The importance of careful selection: Despite the limited plant choices, it is crucial to ensure that the selected plants are well-suited for the specific rooftop environment. We must consider factors such as the local climate, sun exposure, and the weight-bearing capacity of the structure when choosing plant species.

To address the challenge of limited plant choices, we collaborate with landscape designers, horticulturists, and ecologists to identify and recommend suitable plant species that will not only survive, but thrive on a green roof. By carefully selecting appropriate plants, we can create a beautiful and sustainable green roof that complements the surrounding environment while enhancing the structural integrity of the building.


While green roofs present unique challenges when it comes to plant selection, they offer numerous benefits that make them a worthwhile investment. The limited plant choices available for green roofs may reduce the aesthetic diversity and design possibilities, but with careful selection and collaboration with experts, a beautiful and sustainable green roof can be achieved.

Green roofs provide a range of environmental advantages, including improved air quality, reduced stormwater runoff, and enhanced insulation. They also help to mitigate the urban heat island effect and provide habitat for wildlife.

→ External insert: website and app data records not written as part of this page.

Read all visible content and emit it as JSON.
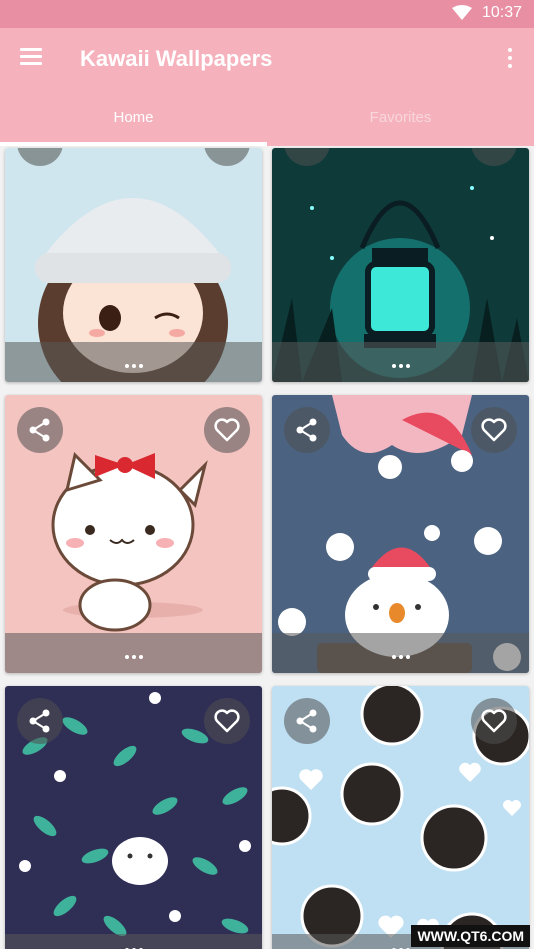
{
  "status": {
    "time": "10:37"
  },
  "app": {
    "title": "Kawaii Wallpapers"
  },
  "tabs": [
    {
      "label": "Home"
    },
    {
      "label": "Favorites"
    }
  ],
  "icons": {
    "menu": "hamburger-icon",
    "overflow": "more-vert-icon",
    "share": "share-icon",
    "favorite": "heart-outline-icon",
    "more": "more-horiz-icon"
  },
  "colors": {
    "statusbar": "#e88fa3",
    "appbar": "#f5b2bd"
  },
  "watermark": "WWW.QT6.COM",
  "wallpapers": [
    {
      "subject": "girl-beanie"
    },
    {
      "subject": "lantern-night"
    },
    {
      "subject": "cat-with-bow"
    },
    {
      "subject": "bird-santa-hat"
    },
    {
      "subject": "leaves-pattern"
    },
    {
      "subject": "cookies-hearts"
    }
  ]
}
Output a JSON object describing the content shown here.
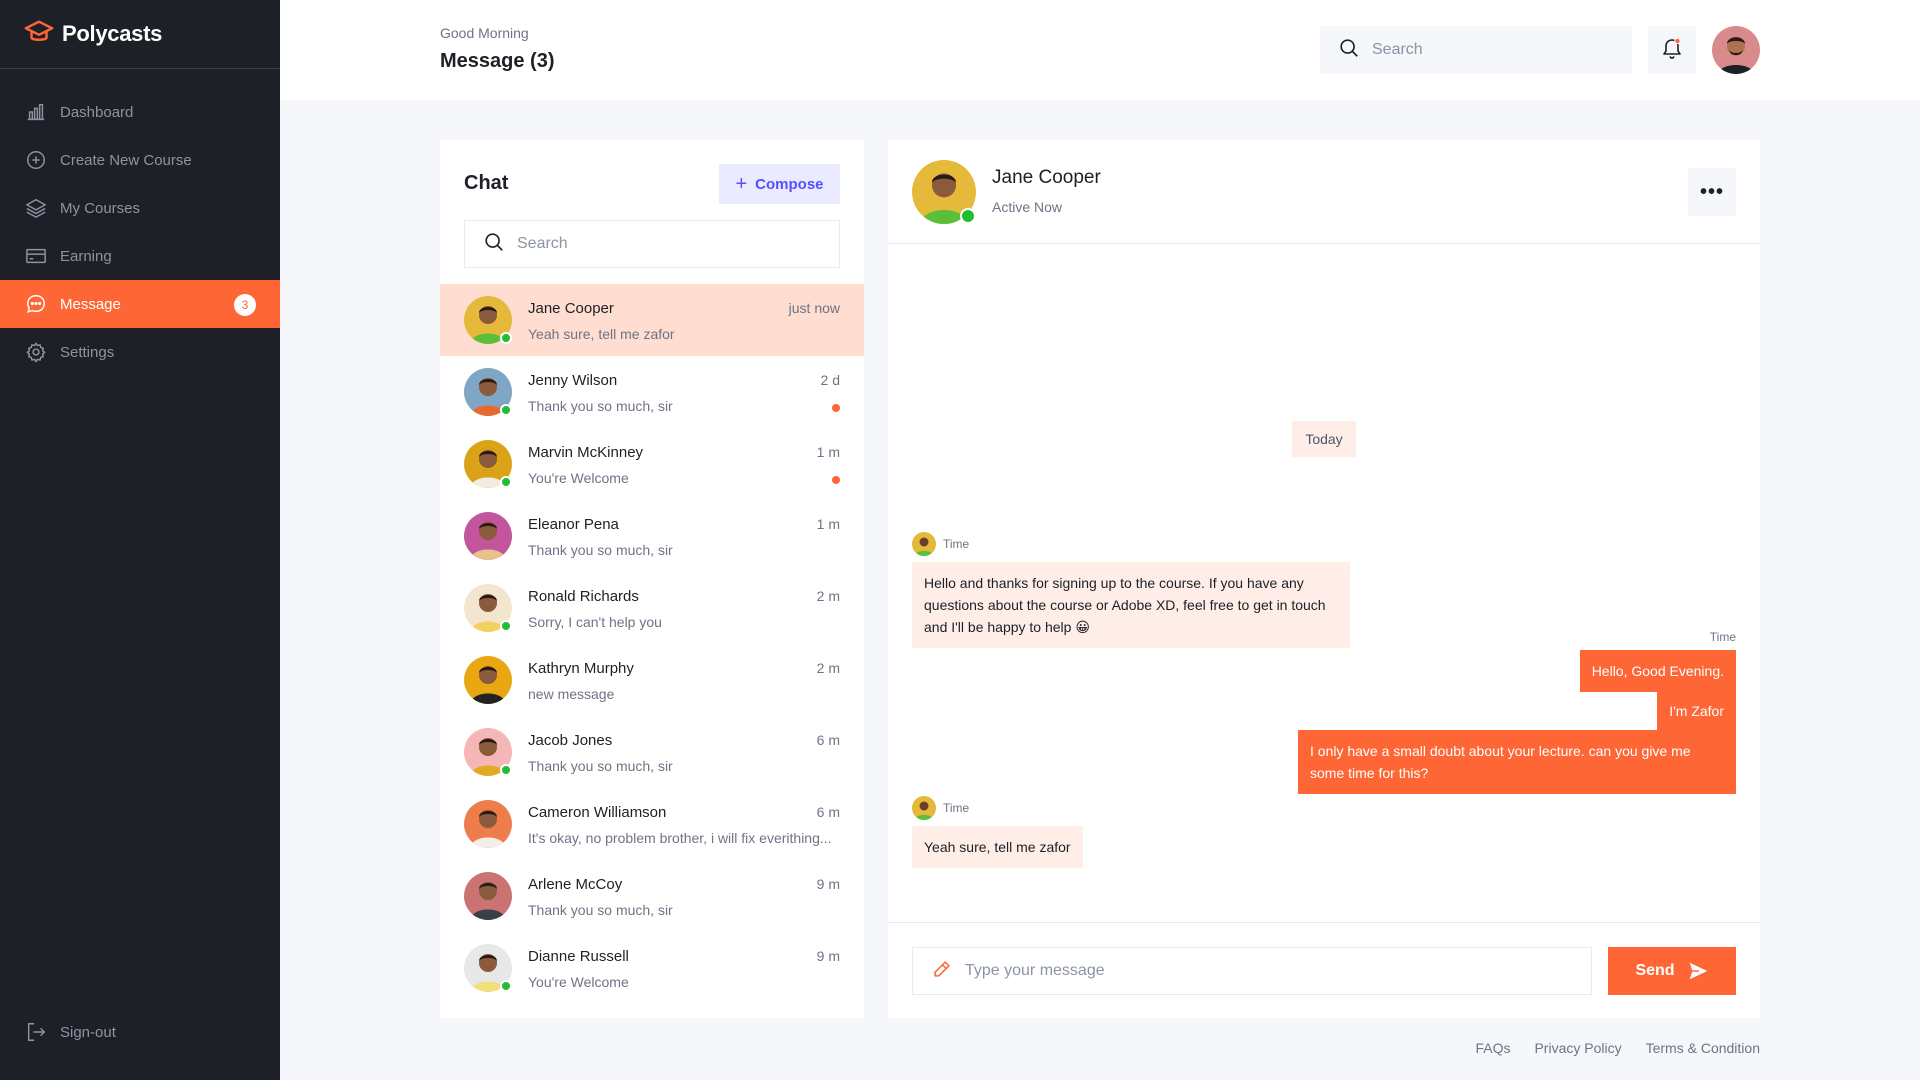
{
  "brand": {
    "name": "Polycasts"
  },
  "sidebar": {
    "items": [
      {
        "label": "Dashboard",
        "icon": "chart-bar-icon"
      },
      {
        "label": "Create New Course",
        "icon": "plus-circle-icon"
      },
      {
        "label": "My Courses",
        "icon": "stack-icon"
      },
      {
        "label": "Earning",
        "icon": "credit-card-icon"
      },
      {
        "label": "Message",
        "icon": "chat-icon",
        "badge": "3",
        "active": true
      },
      {
        "label": "Settings",
        "icon": "gear-icon"
      }
    ],
    "signout_label": "Sign-out"
  },
  "header": {
    "greeting": "Good Morning",
    "title": "Message (3)",
    "search_placeholder": "Search"
  },
  "chat": {
    "title": "Chat",
    "compose_label": "Compose",
    "search_placeholder": "Search",
    "contacts": [
      {
        "name": "Jane Cooper",
        "message": "Yeah sure, tell me zafor",
        "time": "just now",
        "online": true,
        "unread": false,
        "active": true,
        "avatar_bg": "#e5b93a",
        "shirt": "#5bbf3c"
      },
      {
        "name": "Jenny Wilson",
        "message": "Thank you so much, sir",
        "time": "2 d",
        "online": true,
        "unread": true,
        "avatar_bg": "#7fa6c4",
        "shirt": "#e8692f"
      },
      {
        "name": "Marvin McKinney",
        "message": "You're Welcome",
        "time": "1 m",
        "online": true,
        "unread": true,
        "avatar_bg": "#d9a217",
        "shirt": "#f1ebe1"
      },
      {
        "name": "Eleanor Pena",
        "message": "Thank you so much, sir",
        "time": "1 m",
        "online": false,
        "unread": false,
        "avatar_bg": "#c2559c",
        "shirt": "#e8c28a"
      },
      {
        "name": "Ronald Richards",
        "message": "Sorry, I can't help you",
        "time": "2 m",
        "online": true,
        "unread": false,
        "avatar_bg": "#f3e6cf",
        "shirt": "#f2d05e"
      },
      {
        "name": "Kathryn Murphy",
        "message": "new message",
        "time": "2 m",
        "online": false,
        "unread": false,
        "avatar_bg": "#e9a714",
        "shirt": "#222222"
      },
      {
        "name": "Jacob Jones",
        "message": "Thank you so much, sir",
        "time": "6 m",
        "online": true,
        "unread": false,
        "avatar_bg": "#f4b6b6",
        "shirt": "#e2a924"
      },
      {
        "name": "Cameron Williamson",
        "message": "It's okay, no problem brother, i will fix everithing...",
        "time": "6 m",
        "online": false,
        "unread": false,
        "avatar_bg": "#ef7c4b",
        "shirt": "#f2eee8"
      },
      {
        "name": "Arlene McCoy",
        "message": "Thank you so much, sir",
        "time": "9 m",
        "online": false,
        "unread": false,
        "avatar_bg": "#c97373",
        "shirt": "#3b3f4a"
      },
      {
        "name": "Dianne Russell",
        "message": "You're Welcome",
        "time": "9 m",
        "online": true,
        "unread": false,
        "avatar_bg": "#e8e8e8",
        "shirt": "#f2df7c"
      }
    ]
  },
  "conversation": {
    "name": "Jane Cooper",
    "status": "Active Now",
    "day_label": "Today",
    "messages": [
      {
        "side": "in",
        "meta": "Time",
        "text": "Hello and thanks for signing up to the course. If you have any questions about the course or Adobe XD, feel free to get in touch and I'll be happy to help 😀"
      },
      {
        "side": "out",
        "meta": "Time",
        "text": "Hello, Good Evening."
      },
      {
        "side": "out",
        "text": "I'm Zafor"
      },
      {
        "side": "out",
        "text": "I only have a small doubt about your lecture. can you give me some time for this?"
      },
      {
        "side": "in",
        "meta": "Time",
        "text": "Yeah sure, tell me zafor"
      }
    ],
    "input_placeholder": "Type your message",
    "send_label": "Send"
  },
  "footer": {
    "links": [
      "FAQs",
      "Privacy Policy",
      "Terms & Condition"
    ]
  },
  "colors": {
    "accent": "#ff6636",
    "sidebar_bg": "#1d2026",
    "online": "#23bd33",
    "compose_bg": "#ebebff",
    "compose_text": "#564ffd"
  }
}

Additionally, green roofs can contribute to the structural integrity of the building by protecting the roof membrane from UV radiation and extreme temperature fluctuations.

When considering the pros and cons of a green roof, it’s important to weigh the challenges of plant selection against the long-term benefits. By working closely with landscape designers, horticulturists, and ecologists, we can overcome these challenges and create green roofs that not only enhance the visual appeal of buildings but also contribute to a more sustainable and resilient urban environment.

Frequently Asked Questions

Q: What are the challenges of green roof installation?

A: Green roofs face environmental challenges such as extreme temperatures, strong winds, intense sunlight, and shallow soil depth. These conditions can make it difficult for many plants to thrive.

Q: Why are plant choices limited for green roofs?

A: The unique environmental conditions of green roofs limit the selection of plant species that can withstand these challenges. This limitation reduces aesthetic diversity and design possibilities.

Q: Can green roofs still be beautiful and sustainable despite limited plant choices?

A: Yes, careful selection of plants that are well-suited for the specific rooftop environment can result in beautiful and sustainable green roofs. Collaboration with landscape designers, horticulturists, and ecologists is important in identifying suitable plant species.